What can we say about these apples? How many groups are there? How many apples are there in each group? Hmm, I want you just to have a quick think and then, can you shout it out? So how many groups are there? And how many apples are there in each group? I heard lots of you say that there's different groups.

I heard someone say, that there're three groups.

Hmm, I heard someone say there're six groups with two apples in each group, and two groups with six apples in each group.

Hmm, so I know you can show the groups with columns or rows and we need to make sure all the groups are equal in each group there needs to be the same amount.

So even with the columns or the rows.

Now, let's explore this further just to make sure that we're getting it right.

Here, there are 12 apples all together, there are six columns, each column has two apples.

So there're six columns or six groups.

Let's count six groups with two apples.

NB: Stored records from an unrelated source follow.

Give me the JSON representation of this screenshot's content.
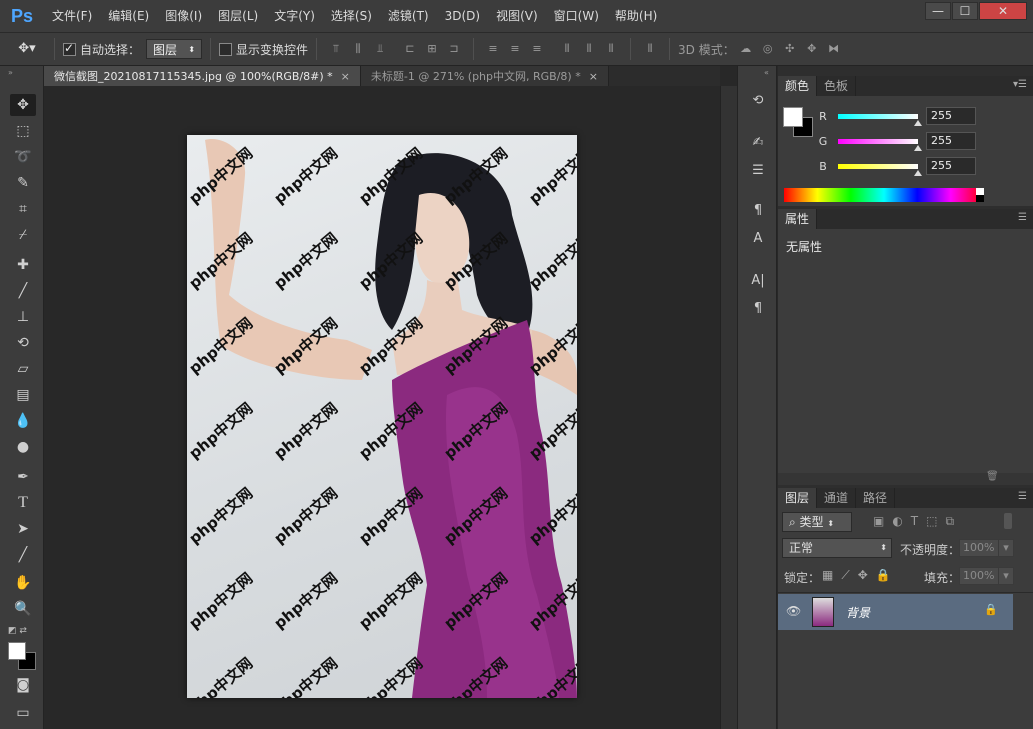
{
  "app": {
    "logo": "Ps"
  },
  "menu": [
    "文件(F)",
    "编辑(E)",
    "图像(I)",
    "图层(L)",
    "文字(Y)",
    "选择(S)",
    "滤镜(T)",
    "3D(D)",
    "视图(V)",
    "窗口(W)",
    "帮助(H)"
  ],
  "window_controls": {
    "minimize": "—",
    "maximize": "☐",
    "close": "✕"
  },
  "options": {
    "auto_select_label": "自动选择：",
    "auto_select_checked": true,
    "target_value": "图层",
    "show_transform_label": "显示变换控件",
    "mode_3d_label": "3D 模式："
  },
  "tabs": [
    {
      "label": "微信截图_20210817115345.jpg @ 100%(RGB/8#) *",
      "close": "×"
    },
    {
      "label": "未标题-1 @ 271% (php中文网, RGB/8) *",
      "close": "×"
    }
  ],
  "watermark": {
    "text": "php中文网"
  },
  "color_panel": {
    "tabs": [
      "颜色",
      "色板"
    ],
    "channels": [
      {
        "label": "R",
        "value": "255",
        "gradient": "linear-gradient(to right,#00ffff,#ffffff)"
      },
      {
        "label": "G",
        "value": "255",
        "gradient": "linear-gradient(to right,#ff00ff,#ffffff)"
      },
      {
        "label": "B",
        "value": "255",
        "gradient": "linear-gradient(to right,#ffff00,#ffffff)"
      }
    ]
  },
  "properties_panel": {
    "tab": "属性",
    "empty_text": "无属性"
  },
  "layers_panel": {
    "tabs": [
      "图层",
      "通道",
      "路径"
    ],
    "filter_label": "类型",
    "blend_mode": "正常",
    "opacity_label": "不透明度：",
    "opacity_value": "100%",
    "lock_label": "锁定：",
    "fill_label": "填充：",
    "fill_value": "100%",
    "layers": [
      {
        "name": "背景"
      }
    ]
  }
}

So one group of two, two groups of two, three groups of two, four groups of two, five groups of two, six groups of two.

Wow, lots of groups.

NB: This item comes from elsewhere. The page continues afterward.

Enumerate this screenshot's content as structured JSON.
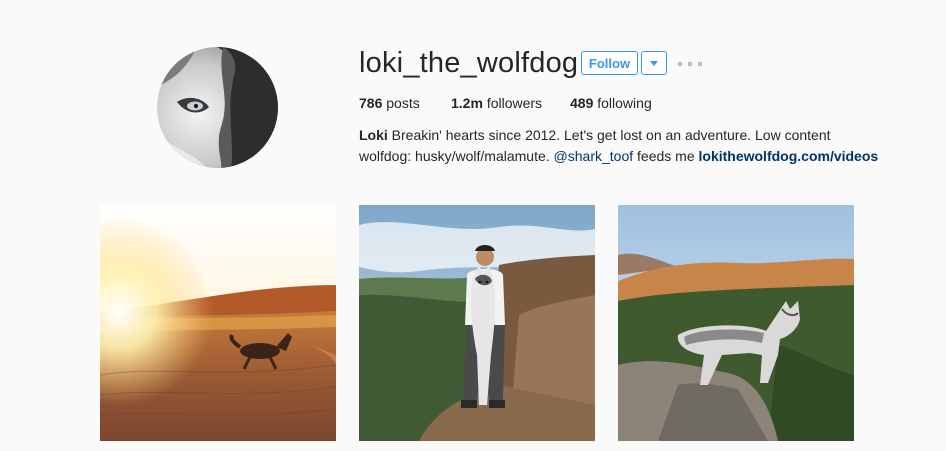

Now let's look at the bottom array.

There are 12 apples all together.

So this is the same amount.

But this time, there are two rows.

Each row has six apples.

So there are six apples in each group and there are two groups.

Let's count each group.

So one group of six, two groups of six.

Ah, so we've noticed that you can use columns or rows to do the groups, and sometimes you can swap them round as well.

I think that you are ready for your independent task today.

Here's an example that I did, of what you will be doing in your independent task.

Today, we are going to be exploring arrays by making the same total, in different arrays.

Like we've just done.

I want you to draw the arrays.

You could ring the rows and columns to show the groups.

So like I've done here, we've got two groups of five.

So there's my two groups, so we've got one group of five, two groups of five.

And now we've got five groups of two.

Let's count all the groups of two.

So one group of two, two groups of two, I hope you're pointing.

Three groups of two, four groups of two, five groups of two.

This time, instead of the apples, I've drawn the stars.

You might choose something different to use.

You might draw hearts, you might draw flowers, you might even draw a smiley face for the arrays.

I have drawn the arrays.

So we've got our two groups of five, and our five groups of two.

But with arrays, we can move them this way, so we've got the columns instead of the rows.

And here I've changed the rows to columns.

And it's still the same, that's still five groups of two.

And that's still two groups of five, or I can change it back to this way.

And that is still five groups of two and two groups of five.

So it's up to you how you draw the arrays, but making sure you count the groups.

Now, your task is to find three groups of four and four groups of three.

Remembering you can draw them like this, drawing your groups.

Remember, and you can turn it around as well like this.

So you'll have your columns and rows.

Good luck with your independent task.

How did you do, did you get the same as me? Three groups of four and four groups of three, remembering if you've got the same, like we did before, you can turn it around, so it matches the one that I've got on the screen.

I hope you had lots of fun drawing the arrays today.

Now, I want you to complete your end of lesson quiz and see everything that you remembered about arrays.

And I will see you soon.

Bye.